Citation: Leo S, Cherkaoui A, Renzi G and Schrenzel J (2020) Mini Review: Clinical Routine Microbiology in the Era of Automation and Digital Health. Front. Cell. Infect. Microbiol. 10:582028. doi: 10.3389/fcimb.2020.582028
Received: 10 July 2020; Accepted: 20 October 2020;
Published: 30 November 2020.
Edited by:Belén Rodriguez-Sanchez, Gregorio Marañón Hospital, Spain
Reviewed by:Charles William Stratton, Vanderbilt University Medical Center, United States
Elena De Carolis, Catholic University of the Sacred Heart, Italy
Copyright © 2020 Leo, Cherkaoui, Renzi and Schrenzel. This is an open-access article distributed under the terms of the Creative Commons Attribution License (CC BY). The use, distribution or reproduction in other forums is permitted, provided the original author(s) and the copyright owner(s) are credited and that the original publication in this journal is cited, in accordance with accepted academic practice. No use, distribution or reproduction is permitted which does not comply with these terms.
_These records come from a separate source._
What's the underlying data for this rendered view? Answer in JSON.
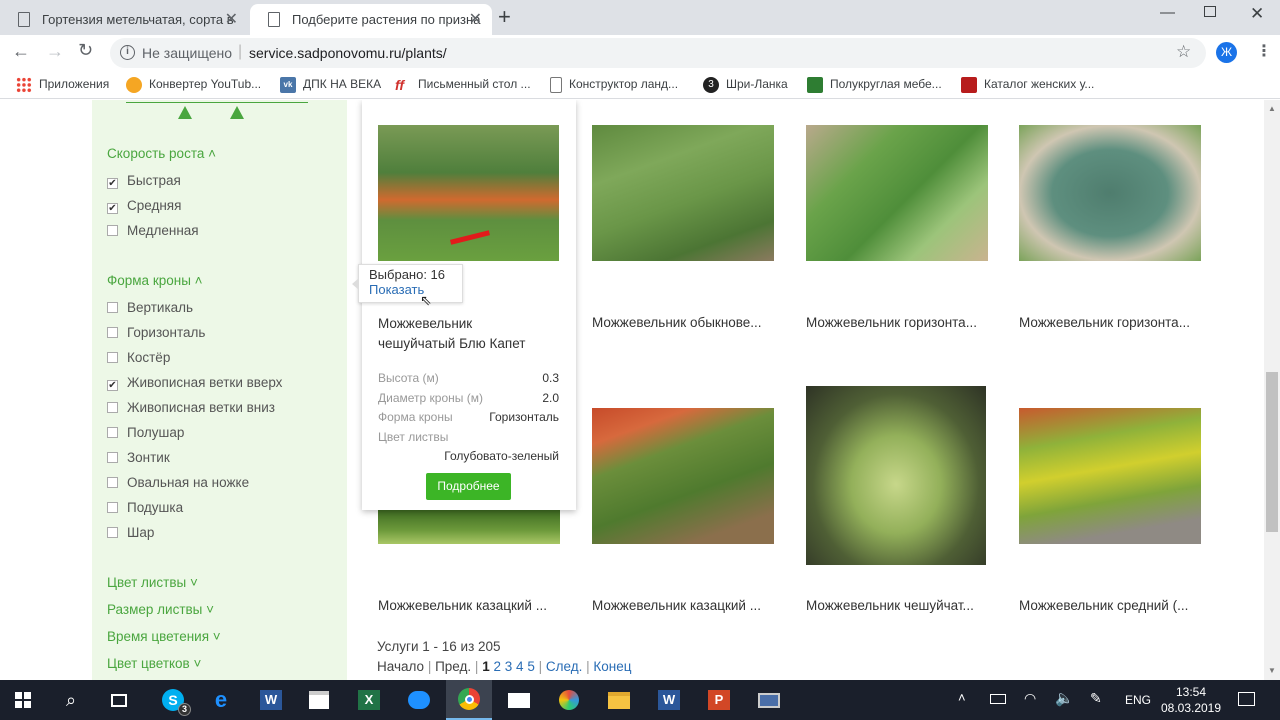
{
  "browser": {
    "tabs": [
      {
        "title": "Гортензия метельчатая, сорта в"
      },
      {
        "title": "Подберите растения по призна"
      }
    ],
    "url_security": "Не защищено",
    "url": "service.sadponovomu.ru/plants/",
    "profile_letter": "Ж",
    "bookmarks": [
      {
        "label": "Приложения",
        "icon": "apps-grid-icon",
        "color": "#ea4335"
      },
      {
        "label": "Конвертер YouTub...",
        "icon": "paw-icon",
        "color": "#f5a623"
      },
      {
        "label": "ДПК НА ВЕКА",
        "icon": "vk-icon",
        "color": "#4a76a8"
      },
      {
        "label": "Письменный стол ...",
        "icon": "ff-logo-icon",
        "color": "#d0312d"
      },
      {
        "label": "Конструктор ланд...",
        "icon": "document-icon",
        "color": "#888888"
      },
      {
        "label": "Шри-Ланка",
        "icon": "number-3-icon",
        "color": "#222222"
      },
      {
        "label": "Полукруглая мебе...",
        "icon": "green-square-icon",
        "color": "#2e7d32"
      },
      {
        "label": "Каталог женских у...",
        "icon": "red-square-icon",
        "color": "#b71c1c"
      }
    ]
  },
  "sidebar": {
    "sections": [
      {
        "title": "Скорость роста",
        "expanded": true,
        "items": [
          {
            "label": "Быстрая",
            "checked": true
          },
          {
            "label": "Средняя",
            "checked": true
          },
          {
            "label": "Медленная",
            "checked": false
          }
        ]
      },
      {
        "title": "Форма кроны",
        "expanded": true,
        "items": [
          {
            "label": "Вертикаль",
            "checked": false
          },
          {
            "label": "Горизонталь",
            "checked": false
          },
          {
            "label": "Костёр",
            "checked": false
          },
          {
            "label": "Живописная ветки вверх",
            "checked": true
          },
          {
            "label": "Живописная ветки вниз",
            "checked": false
          },
          {
            "label": "Полушар",
            "checked": false
          },
          {
            "label": "Зонтик",
            "checked": false
          },
          {
            "label": "Овальная на ножке",
            "checked": false
          },
          {
            "label": "Подушка",
            "checked": false
          },
          {
            "label": "Шар",
            "checked": false
          }
        ]
      }
    ],
    "collapsed": [
      {
        "title": "Цвет листвы"
      },
      {
        "title": "Размер листвы"
      },
      {
        "title": "Время цветения"
      },
      {
        "title": "Цвет цветков"
      }
    ]
  },
  "tooltip": {
    "selected_text": "Выбрано: 16",
    "show_link": "Показать"
  },
  "popup": {
    "name": [
      "Можжевельник",
      "чешуйчатый Блю Капет"
    ],
    "props": [
      {
        "label": "Высота (м)",
        "value": "0.3"
      },
      {
        "label": "Диаметр кроны (м)",
        "value": "2.0"
      },
      {
        "label": "Форма кроны",
        "value": "Горизонталь"
      },
      {
        "label": "Цвет листвы",
        "value": "Голубовато-зеленый"
      }
    ],
    "more_button": "Подробнее"
  },
  "products": [
    {
      "name": "Можжевельник обыкнове..."
    },
    {
      "name": "Можжевельник горизонта..."
    },
    {
      "name": "Можжевельник горизонта..."
    },
    {
      "name": "Можжевельник казацкий ..."
    },
    {
      "name": "Можжевельник казацкий ..."
    },
    {
      "name": "Можжевельник чешуйчат..."
    },
    {
      "name": "Можжевельник средний (..."
    }
  ],
  "pagination": {
    "summary": "Услуги 1 - 16 из 205",
    "start": "Начало",
    "prev": "Пред.",
    "pages": [
      "1",
      "2",
      "3",
      "4",
      "5"
    ],
    "current_page": "1",
    "next": "След.",
    "end": "Конец",
    "sep": "|"
  },
  "taskbar": {
    "lang": "ENG",
    "time": "13:54",
    "date": "08.03.2019",
    "skype_badge": "3"
  },
  "colors": {
    "accent_green": "#4aa63f",
    "button_green": "#3cb526",
    "link_blue": "#2a6db5"
  }
}
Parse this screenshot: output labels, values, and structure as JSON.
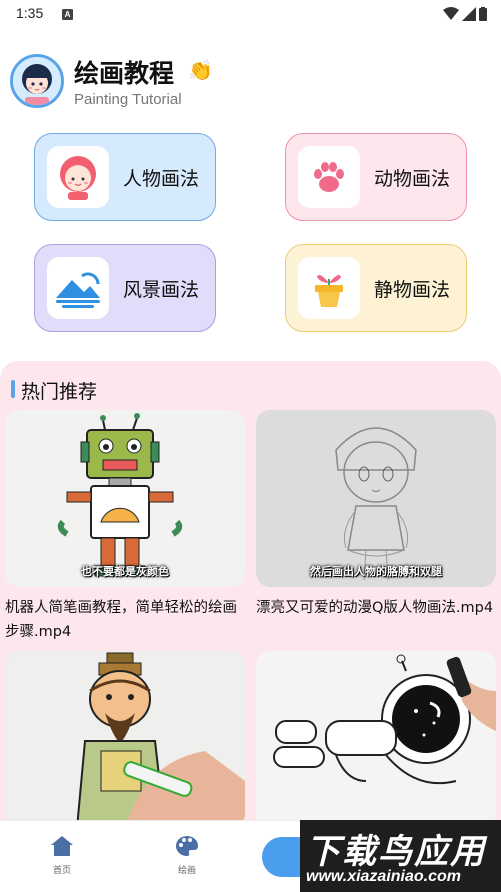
{
  "status_bar": {
    "time": "1:35",
    "notification_icon": "A"
  },
  "header": {
    "title": "绘画教程",
    "subtitle": "Painting Tutorial",
    "emoji": "👏"
  },
  "categories": [
    {
      "label": "人物画法",
      "icon": "girl-face-icon"
    },
    {
      "label": "动物画法",
      "icon": "paw-icon"
    },
    {
      "label": "风景画法",
      "icon": "mountain-icon"
    },
    {
      "label": "静物画法",
      "icon": "plant-pot-icon"
    }
  ],
  "hot": {
    "title": "热门推荐",
    "videos": [
      {
        "title": "机器人简笔画教程，简单轻松的绘画步骤.mp4",
        "caption": "也不要都是灰颜色"
      },
      {
        "title": "漂亮又可爱的动漫Q版人物画法.mp4",
        "caption": "然后画出人物的胳膊和双腿"
      },
      {
        "title": "",
        "caption": ""
      },
      {
        "title": "",
        "caption": ""
      }
    ]
  },
  "nav": {
    "home_label": "首页",
    "paint_label": "绘画"
  },
  "watermark": {
    "main": "下载鸟应用",
    "url": "www.xiazainiao.com"
  },
  "colors": {
    "accent": "#4a9eed",
    "hot_bg": "#fde7ec"
  }
}
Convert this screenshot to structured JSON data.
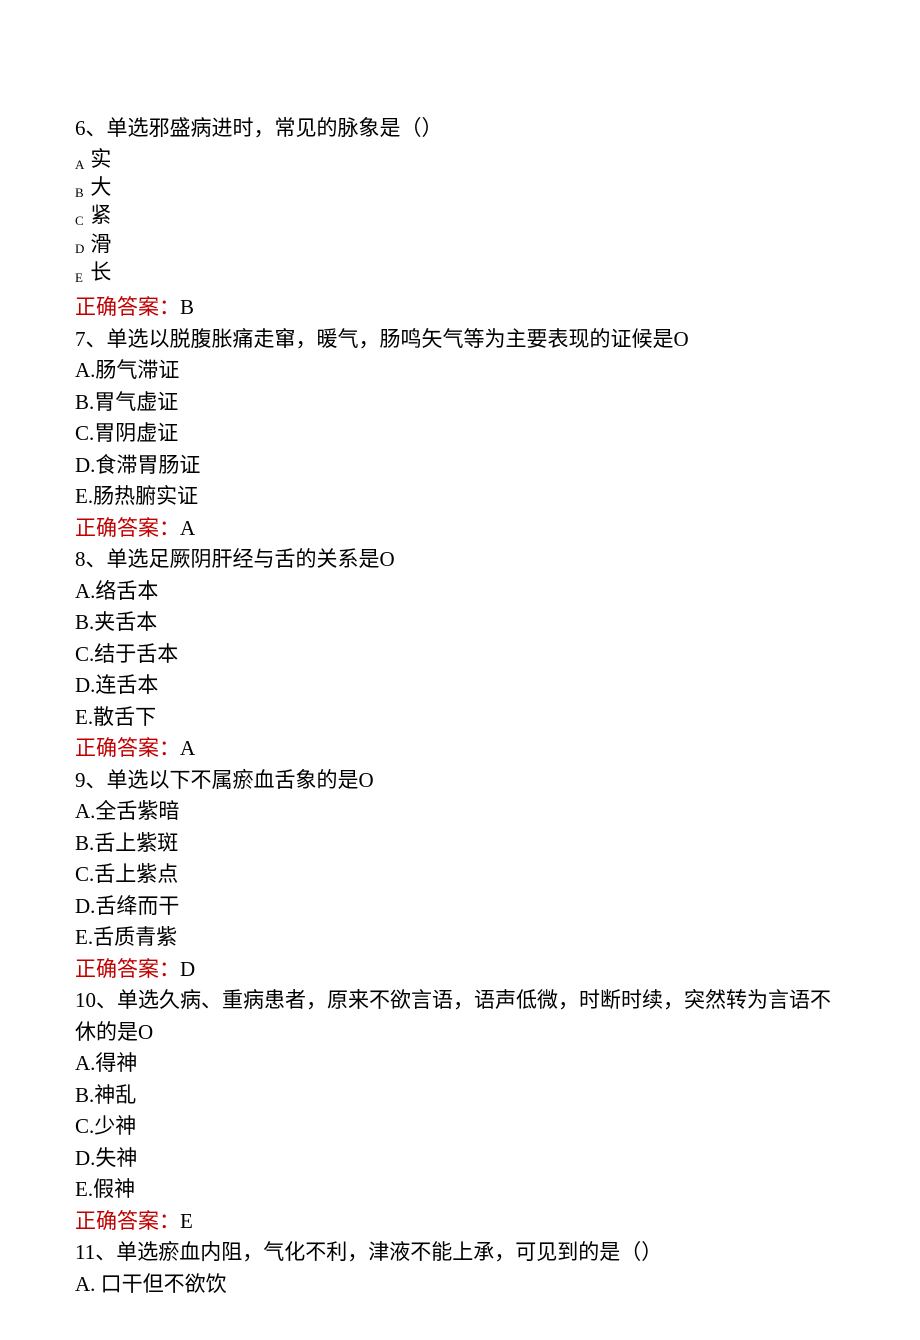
{
  "q6": {
    "stem": "6、单选邪盛病进时，常见的脉象是（）",
    "letters": [
      "A",
      "B",
      "C",
      "D",
      "E"
    ],
    "opts": [
      "实",
      "大",
      "紧",
      "滑",
      "长"
    ],
    "ans_label": "正确答案：",
    "ans_value": "B"
  },
  "q7": {
    "stem": "7、单选以脱腹胀痛走窜，暖气，肠鸣矢气等为主要表现的证候是O",
    "opts": {
      "a": "A.肠气滞证",
      "b": "B.胃气虚证",
      "c": "C.胃阴虚证",
      "d": "D.食滞胃肠证",
      "e": "E.肠热腑实证"
    },
    "ans_label": "正确答案：",
    "ans_value": "A"
  },
  "q8": {
    "stem": "8、单选足厥阴肝经与舌的关系是O",
    "opts": {
      "a": "A.络舌本",
      "b": "B.夹舌本",
      "c": "C.结于舌本",
      "d": "D.连舌本",
      "e": "E.散舌下"
    },
    "ans_label": "正确答案：",
    "ans_value": "A"
  },
  "q9": {
    "stem": "9、单选以下不属瘀血舌象的是O",
    "opts": {
      "a": "A.全舌紫暗",
      "b": "B.舌上紫斑",
      "c": "C.舌上紫点",
      "d": "D.舌绛而干",
      "e": "E.舌质青紫"
    },
    "ans_label": "正确答案：",
    "ans_value": "D"
  },
  "q10": {
    "stem": "10、单选久病、重病患者，原来不欲言语，语声低微，时断时续，突然转为言语不休的是O",
    "opts": {
      "a": "A.得神",
      "b": "B.神乱",
      "c": "C.少神",
      "d": "D.失神",
      "e": "E.假神"
    },
    "ans_label": "正确答案：",
    "ans_value": "E"
  },
  "q11": {
    "stem": "11、单选瘀血内阻，气化不利，津液不能上承，可见到的是（）",
    "opts": {
      "a": "A. 口干但不欲饮"
    }
  }
}
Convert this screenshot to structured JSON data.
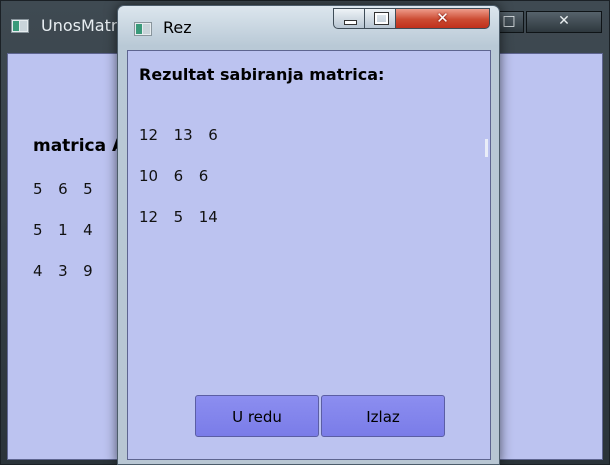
{
  "background_window": {
    "title": "UnosMatrica",
    "close_glyph": "✕",
    "max_glyph": "□",
    "matrix_label": "matrica A",
    "rows": [
      "5  6  5",
      "5  1  4",
      "4  3  9"
    ]
  },
  "dialog": {
    "title": "Rez",
    "heading": "Rezultat sabiranja matrica:",
    "rows": [
      "12  13  6",
      "10  6  6",
      "12  5  14"
    ],
    "ok_label": "U redu",
    "exit_label": "Izlaz",
    "close_glyph": "✕"
  },
  "icons": {
    "app_icon": "app-window-icon",
    "minimize": "minimize-icon",
    "maximize": "maximize-icon",
    "close": "close-icon"
  },
  "colors": {
    "client_background": "#bcc3f0",
    "button_fill": "#7a7ce8",
    "close_button": "#c0301c"
  }
}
*Correspondence: Jacques Schrenzel, email@example.com